◆ What is expected: Scan the records for "icon" and copy each line that contains it.
##### Task data
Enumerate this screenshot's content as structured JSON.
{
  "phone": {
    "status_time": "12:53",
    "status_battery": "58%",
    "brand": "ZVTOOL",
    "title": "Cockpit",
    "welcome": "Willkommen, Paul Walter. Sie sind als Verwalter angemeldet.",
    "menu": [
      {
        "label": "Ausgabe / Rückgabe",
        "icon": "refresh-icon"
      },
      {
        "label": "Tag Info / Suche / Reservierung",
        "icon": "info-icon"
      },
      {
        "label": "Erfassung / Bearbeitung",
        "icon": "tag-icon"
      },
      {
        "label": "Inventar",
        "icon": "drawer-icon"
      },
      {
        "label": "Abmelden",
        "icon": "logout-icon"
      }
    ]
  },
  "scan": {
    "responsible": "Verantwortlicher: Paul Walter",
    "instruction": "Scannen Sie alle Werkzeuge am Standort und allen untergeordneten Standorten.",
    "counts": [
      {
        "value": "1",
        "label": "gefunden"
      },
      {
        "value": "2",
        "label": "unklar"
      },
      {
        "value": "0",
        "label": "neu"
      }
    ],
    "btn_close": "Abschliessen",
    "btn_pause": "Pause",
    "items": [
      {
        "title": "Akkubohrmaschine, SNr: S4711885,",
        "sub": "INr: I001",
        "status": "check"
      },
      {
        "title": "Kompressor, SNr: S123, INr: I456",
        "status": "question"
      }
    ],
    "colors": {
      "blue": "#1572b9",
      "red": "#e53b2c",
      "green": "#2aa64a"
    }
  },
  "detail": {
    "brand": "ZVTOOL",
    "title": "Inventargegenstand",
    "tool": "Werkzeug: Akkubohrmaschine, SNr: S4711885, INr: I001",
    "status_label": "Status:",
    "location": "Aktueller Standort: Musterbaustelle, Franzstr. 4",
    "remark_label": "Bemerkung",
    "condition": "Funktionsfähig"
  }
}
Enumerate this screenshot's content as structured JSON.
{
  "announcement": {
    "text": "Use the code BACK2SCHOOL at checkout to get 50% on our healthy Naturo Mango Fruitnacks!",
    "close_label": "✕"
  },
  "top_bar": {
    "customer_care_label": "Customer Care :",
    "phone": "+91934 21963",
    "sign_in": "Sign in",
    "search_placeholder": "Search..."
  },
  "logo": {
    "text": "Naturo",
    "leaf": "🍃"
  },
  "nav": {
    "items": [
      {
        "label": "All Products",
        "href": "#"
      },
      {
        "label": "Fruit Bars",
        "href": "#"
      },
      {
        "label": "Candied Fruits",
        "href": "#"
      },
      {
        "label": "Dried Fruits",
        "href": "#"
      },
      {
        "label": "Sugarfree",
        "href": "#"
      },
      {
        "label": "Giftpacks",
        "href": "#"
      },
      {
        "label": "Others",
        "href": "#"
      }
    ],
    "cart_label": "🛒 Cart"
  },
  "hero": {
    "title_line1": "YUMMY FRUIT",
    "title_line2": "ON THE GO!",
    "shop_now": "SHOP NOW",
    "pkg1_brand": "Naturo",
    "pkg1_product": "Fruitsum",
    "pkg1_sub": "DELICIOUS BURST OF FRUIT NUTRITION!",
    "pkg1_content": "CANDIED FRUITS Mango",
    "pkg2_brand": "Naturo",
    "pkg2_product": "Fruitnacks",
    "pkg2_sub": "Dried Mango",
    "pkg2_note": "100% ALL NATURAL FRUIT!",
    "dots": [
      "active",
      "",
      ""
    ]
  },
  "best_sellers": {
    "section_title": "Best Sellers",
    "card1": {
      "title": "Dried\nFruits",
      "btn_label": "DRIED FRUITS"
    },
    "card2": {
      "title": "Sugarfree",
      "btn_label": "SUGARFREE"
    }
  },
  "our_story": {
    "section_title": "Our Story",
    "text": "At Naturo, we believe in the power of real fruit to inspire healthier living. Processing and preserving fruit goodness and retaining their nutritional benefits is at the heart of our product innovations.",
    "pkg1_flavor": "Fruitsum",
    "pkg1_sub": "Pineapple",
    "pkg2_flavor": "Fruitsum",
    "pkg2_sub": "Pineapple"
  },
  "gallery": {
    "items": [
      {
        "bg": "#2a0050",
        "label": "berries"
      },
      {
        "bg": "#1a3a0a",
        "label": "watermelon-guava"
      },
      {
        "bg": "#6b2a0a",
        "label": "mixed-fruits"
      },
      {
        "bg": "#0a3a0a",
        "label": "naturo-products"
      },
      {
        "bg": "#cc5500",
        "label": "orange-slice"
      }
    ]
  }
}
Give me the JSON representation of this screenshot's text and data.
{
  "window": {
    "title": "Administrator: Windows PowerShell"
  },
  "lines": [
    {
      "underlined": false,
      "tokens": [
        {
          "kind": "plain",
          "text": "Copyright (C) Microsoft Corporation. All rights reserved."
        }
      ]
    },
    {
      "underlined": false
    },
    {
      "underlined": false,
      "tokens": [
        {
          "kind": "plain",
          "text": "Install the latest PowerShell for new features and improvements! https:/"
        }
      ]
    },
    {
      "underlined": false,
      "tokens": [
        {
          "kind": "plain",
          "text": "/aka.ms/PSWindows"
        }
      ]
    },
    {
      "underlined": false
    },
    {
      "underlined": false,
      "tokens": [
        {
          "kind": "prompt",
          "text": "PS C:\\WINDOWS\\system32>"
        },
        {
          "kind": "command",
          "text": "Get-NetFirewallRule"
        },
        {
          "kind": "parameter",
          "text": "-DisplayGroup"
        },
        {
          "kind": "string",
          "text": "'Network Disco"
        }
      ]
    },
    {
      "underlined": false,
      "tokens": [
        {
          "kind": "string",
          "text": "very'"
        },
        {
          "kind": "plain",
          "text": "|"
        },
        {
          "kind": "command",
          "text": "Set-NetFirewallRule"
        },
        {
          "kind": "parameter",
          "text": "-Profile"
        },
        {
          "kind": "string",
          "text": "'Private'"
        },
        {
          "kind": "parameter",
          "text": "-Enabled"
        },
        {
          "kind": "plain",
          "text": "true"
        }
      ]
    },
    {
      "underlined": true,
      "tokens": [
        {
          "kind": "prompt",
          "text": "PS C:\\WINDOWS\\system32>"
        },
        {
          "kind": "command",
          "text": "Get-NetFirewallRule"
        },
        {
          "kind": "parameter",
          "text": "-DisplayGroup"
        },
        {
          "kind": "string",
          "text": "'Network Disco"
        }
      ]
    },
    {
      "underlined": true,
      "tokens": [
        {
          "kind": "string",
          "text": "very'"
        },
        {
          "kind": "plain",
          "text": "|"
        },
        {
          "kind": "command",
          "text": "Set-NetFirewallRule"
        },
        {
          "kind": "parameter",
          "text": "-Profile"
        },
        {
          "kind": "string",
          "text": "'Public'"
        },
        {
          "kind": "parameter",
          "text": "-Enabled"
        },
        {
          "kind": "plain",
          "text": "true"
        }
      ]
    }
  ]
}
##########
◆ Task answer:
        "icon": "refresh-icon"
        "icon": "info-icon"
        "icon": "tag-icon"
        "icon": "drawer-icon"
        "icon": "logout-icon"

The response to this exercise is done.